March 29, 2006
MEDIA CONTACT: Caroline Witherspoon
or Jocelyn Collado
BISHOP MUSEUM EXHIBIT CELEBRATES
**Priceless artifacts displayed for the first time in U.S. **
HONOLULU – The garments and ornaments of China ’s Qing Dynasty, especially women of the imperial court, occupy a unique and important place in the history of Chinese dress and have exerted considerable influence on contemporary fashion. Bishop Museum will be the setting for a unique exhibit, Celebrating Chinese Women: Qing Dynasty to Modern Hawai’i, featuring the ornate robes of the women of the Imperial Court and accoutrements from The Palace Museum of the prestigious Forbidden City in Beijing . The exhibit opens on Saturday, April 22, 2006 and will be on display through May 21, 2006 in the Castle Memorial Building .
The exhibition will also showcase beautiful textiles from The Chinese Costume Museum of Donghua University in Shanghai . Over 50 priceless artifacts from these two prestigious Chinese Museums are on display for the first time ever in the United States .
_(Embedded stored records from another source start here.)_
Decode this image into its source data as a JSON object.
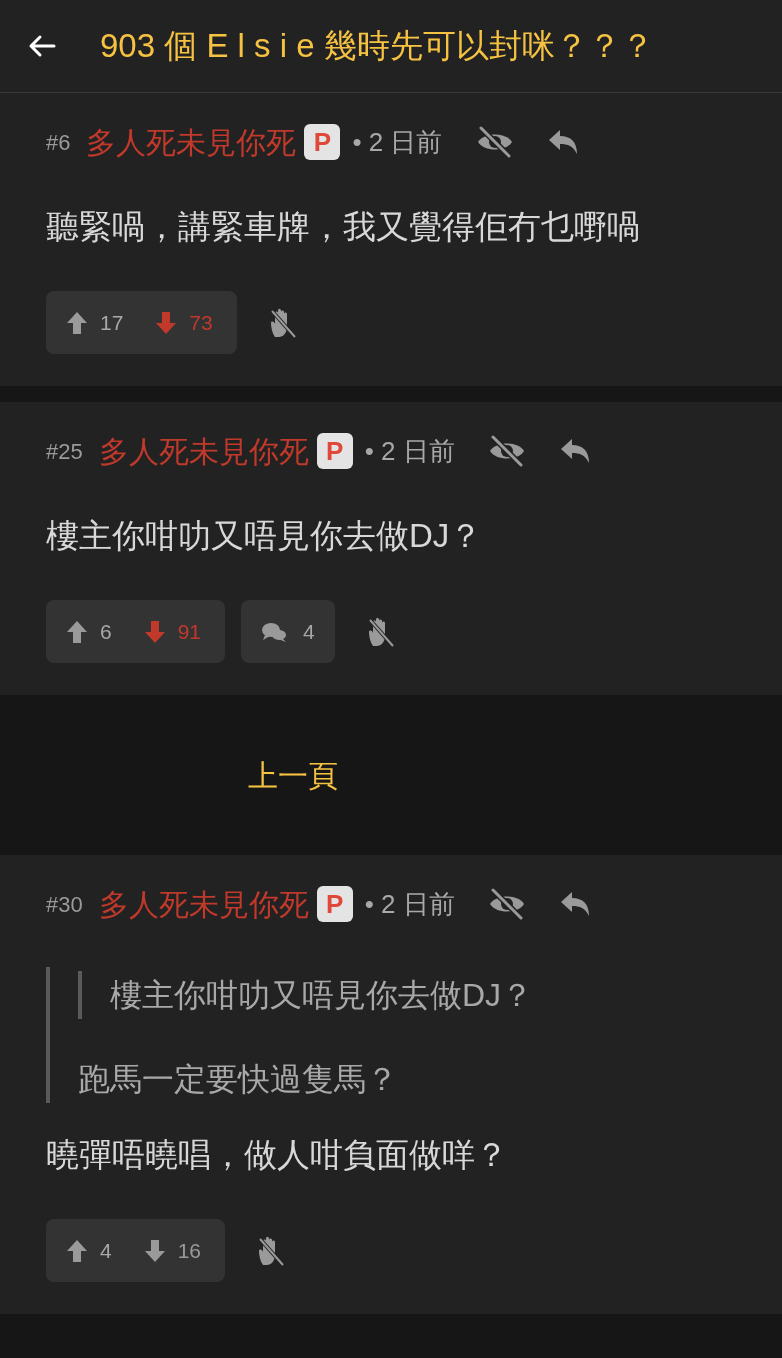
{
  "header": {
    "title": "903 個 E l s i e 幾時先可以封咪？？？"
  },
  "posts": [
    {
      "number": "#6",
      "author": "多人死未見你死",
      "badge": "P",
      "time": "• 2 日前",
      "body": "聽緊喎，講緊車牌，我又覺得佢冇乜嘢喎",
      "upvotes": "17",
      "downvotes": "73",
      "down_highlighted": true
    },
    {
      "number": "#25",
      "author": "多人死未見你死",
      "badge": "P",
      "time": "• 2 日前",
      "body": "樓主你咁叻又唔見你去做DJ？",
      "upvotes": "6",
      "downvotes": "91",
      "down_highlighted": true,
      "replies": "4"
    }
  ],
  "pagination": {
    "previous": "上一頁"
  },
  "posts_after": [
    {
      "number": "#30",
      "author": "多人死未見你死",
      "badge": "P",
      "time": "• 2 日前",
      "quote": {
        "children": [
          {
            "text": "樓主你咁叻又唔見你去做DJ？"
          }
        ],
        "text": "跑馬一定要快過隻馬？"
      },
      "body": "曉彈唔曉唱，做人咁負面做咩？",
      "upvotes": "4",
      "downvotes": "16",
      "down_highlighted": false
    }
  ]
}
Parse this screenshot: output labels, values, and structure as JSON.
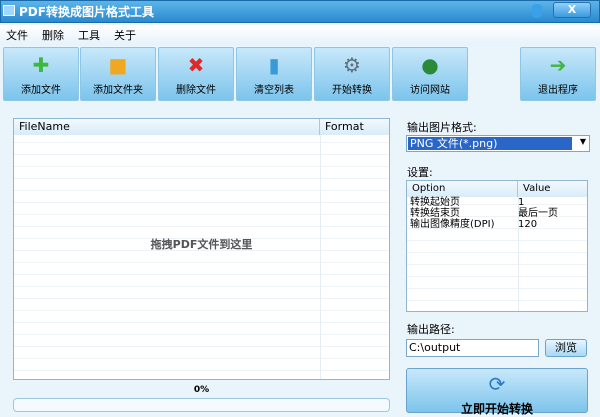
{
  "window": {
    "title": "PDF转换成图片格式工具",
    "close_label": "X"
  },
  "menu": [
    "文件",
    "删除",
    "工具",
    "关于"
  ],
  "toolbar": [
    {
      "label": "添加文件",
      "icon": "plus-icon",
      "glyph": "✚",
      "color": "#3cb83c"
    },
    {
      "label": "添加文件夹",
      "icon": "folder-icon",
      "glyph": "■",
      "color": "#f0a820"
    },
    {
      "label": "删除文件",
      "icon": "x-icon",
      "glyph": "✖",
      "color": "#e02828"
    },
    {
      "label": "清空列表",
      "icon": "bin-icon",
      "glyph": "▮",
      "color": "#3a9ad8"
    },
    {
      "label": "开始转换",
      "icon": "gears-icon",
      "glyph": "⚙",
      "color": "#607080"
    },
    {
      "label": "访问网站",
      "icon": "globe-icon",
      "glyph": "●",
      "color": "#2a8a3a"
    },
    {
      "label": "退出程序",
      "icon": "arrow-right-icon",
      "glyph": "➔",
      "color": "#3cb83c"
    }
  ],
  "file_list": {
    "columns": [
      "FileName",
      "Format"
    ],
    "drop_hint": "拖拽PDF文件到这里"
  },
  "progress": "0%",
  "format": {
    "label": "输出图片格式:",
    "value": "PNG 文件(*.png)"
  },
  "settings": {
    "label": "设置:",
    "columns": [
      "Option",
      "Value"
    ],
    "rows": [
      [
        "转换起始页",
        "1"
      ],
      [
        "转换结束页",
        "最后一页"
      ],
      [
        "输出图像精度(DPI)",
        "120"
      ]
    ]
  },
  "output": {
    "label": "输出路径:",
    "value": "C:\\output",
    "browse": "浏览"
  },
  "start_button": "立即开始转换"
}
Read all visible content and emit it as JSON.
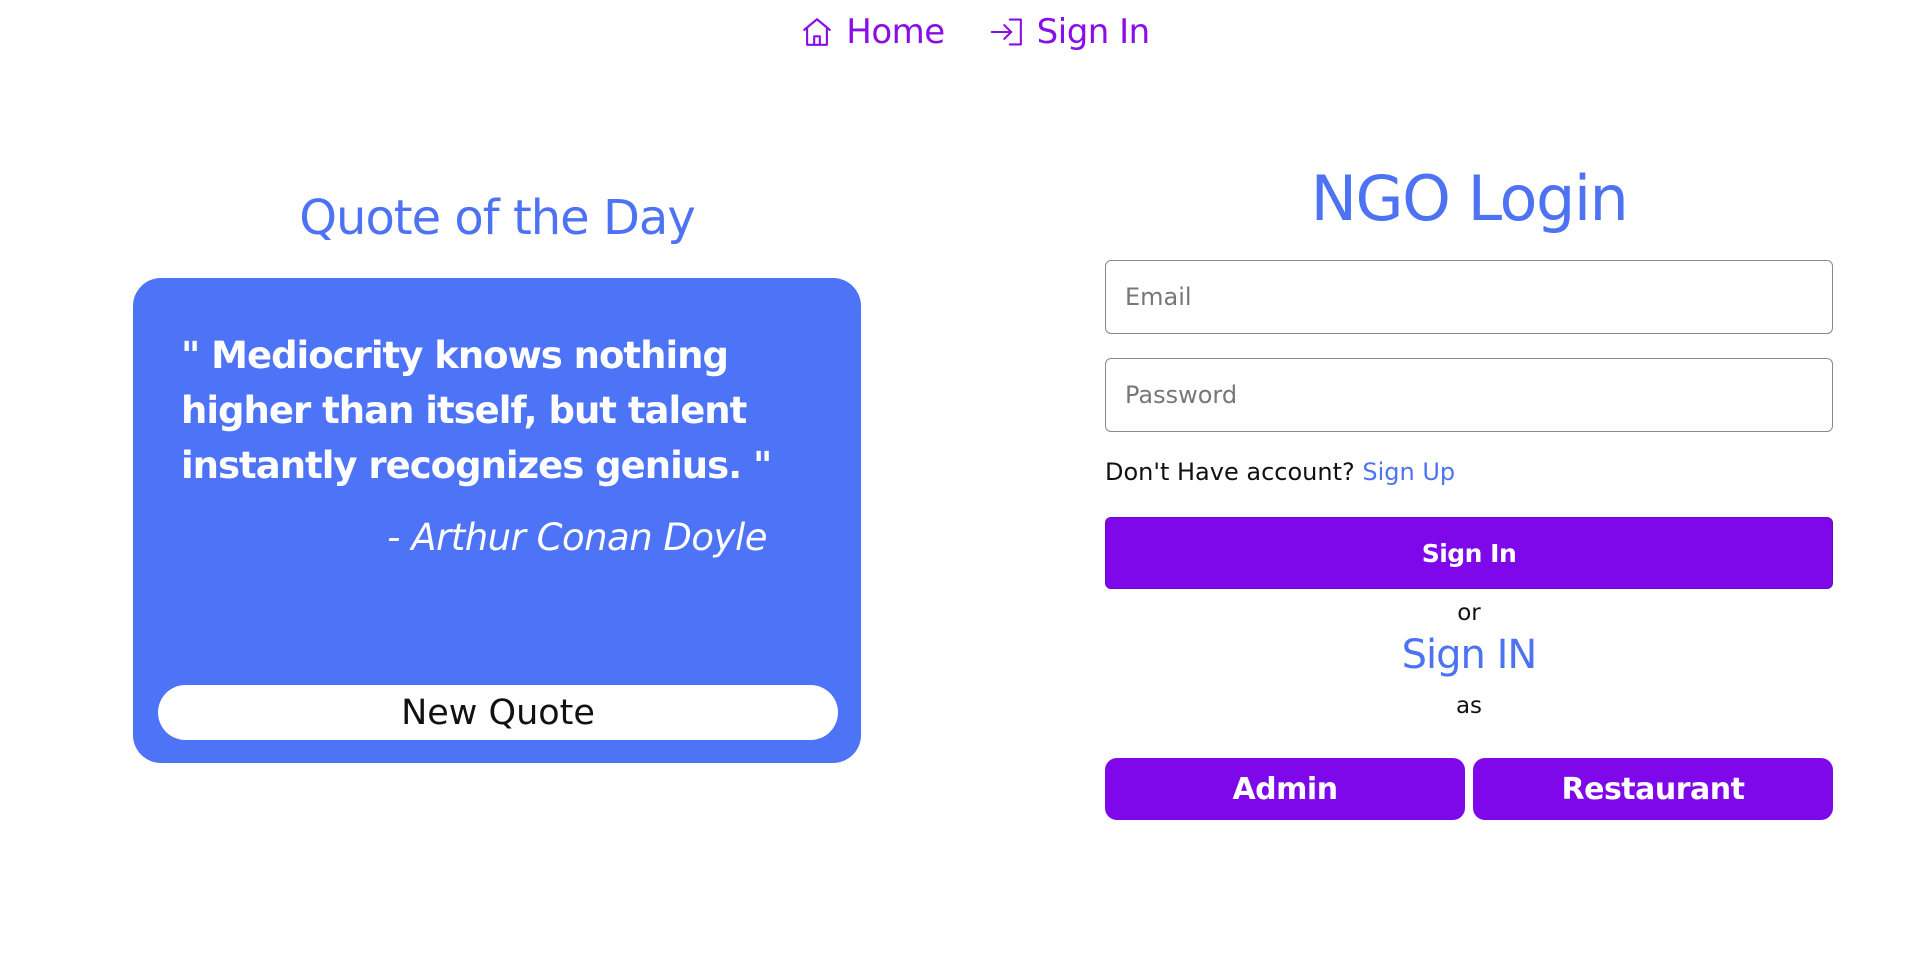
{
  "nav": {
    "home_label": "Home",
    "home_icon": "home-icon",
    "signin_label": "Sign In",
    "signin_icon": "sign-in-icon",
    "accent_color": "#8a0ee6"
  },
  "quote": {
    "title": "Quote of the Day",
    "text": "\" Mediocrity knows nothing higher than itself, but talent instantly recognizes genius. \"",
    "author": "- Arthur Conan Doyle",
    "button_label": "New Quote",
    "card_color": "#4d73f7"
  },
  "login": {
    "title": "NGO Login",
    "email_placeholder": "Email",
    "password_placeholder": "Password",
    "account_prompt": "Don't Have account?",
    "signup_link": "Sign Up",
    "signin_button": "Sign In",
    "or_text": "or",
    "signin_as_title": "Sign IN",
    "as_text": "as",
    "roles": [
      "Admin",
      "Restaurant"
    ],
    "button_color": "#7e08ea",
    "title_color": "#4d73f2"
  }
}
The collection from the Palace Museum features formal dress, including: a court robe worn by a Qing empress during late 18 th century, which demonstrates the wearer’s wealth and revered status through its complex, exquisite artistry and sumptuous, brightly-colored design; a green jade seal of Empress Xiaohe, created after her death in 1849 to show praise for her deeds during her reign as empress dowager; and a ruyi scepter from the mid-18 th to early-19 th century made of plated gold with jadeite inlays, an ornament that was supposed to bring good fortune to the women who carried them.
The Chinese Costume Museum features women’s garments from the late 19 th century and 20 th century with influences of Manchu and Han style clothing. A selection of coats, robes, and pants made of damask, velvet, satin, and gauze; waistcoats and jackets with fine embroidery work; and embroidered satin accessories like shoes and pouches.
From modern Hawai’i, beautiful gowns worn by Narcissus Festival Pageant Queens will be on display, a testament to the elegance of Chinese women, a quality that survived from imperial days in China to contemporary Hawai‘i.
In conjunction with the exhibit opening, special cultural lectures and demonstrations will take place on Saturday, April 22, 2006 . At 2:30 p.m. in the Castle Memorial Building , Dr. Mingxin Bao of the Fashion Art Design Institute of Donghua University will present a special lecture on Chinese women’s daily wear during the late Qing Dynasty and early Republic period. Other cultural demonstrations and activities, including the intricate, distinctive visual art of Chinese paper cutting, will be held from 10:00 a.m. – 2:00 p.m.
This exhibit is presented in partnership with the Associated Chinese University Women, celebrating their 75 th anniversary, with major support from the Harry C. and Nee Chang C. Wong Foundation.
A treasured resource of Hawaiian history and heritage Bishop Museum was founded in 1889 by Charles Reed Bishop as a tribute to his wife Princess Bernice Pauahi Bishop, the last descendant of the royal Kamehameha dynasty. Located at 1525 Bernice Street , the Museum is open daily from 9 a.m. to 5 p.m. Admission is $14.95 for adults; $11.95 for youth 4-12 years, special rates for kama ‘āina , seniors and military; children under 4 years and Bishop Museum Members are free. For information, call 847-3511 or visit www.bishopmuseum.org.
Note: Digital photos of the Palace Museum and Chinese Textile and Costume Museum artifacts are available. Please contact Jocelyn Collado at Becker Communications (533-4165) if you are interested in receiving images.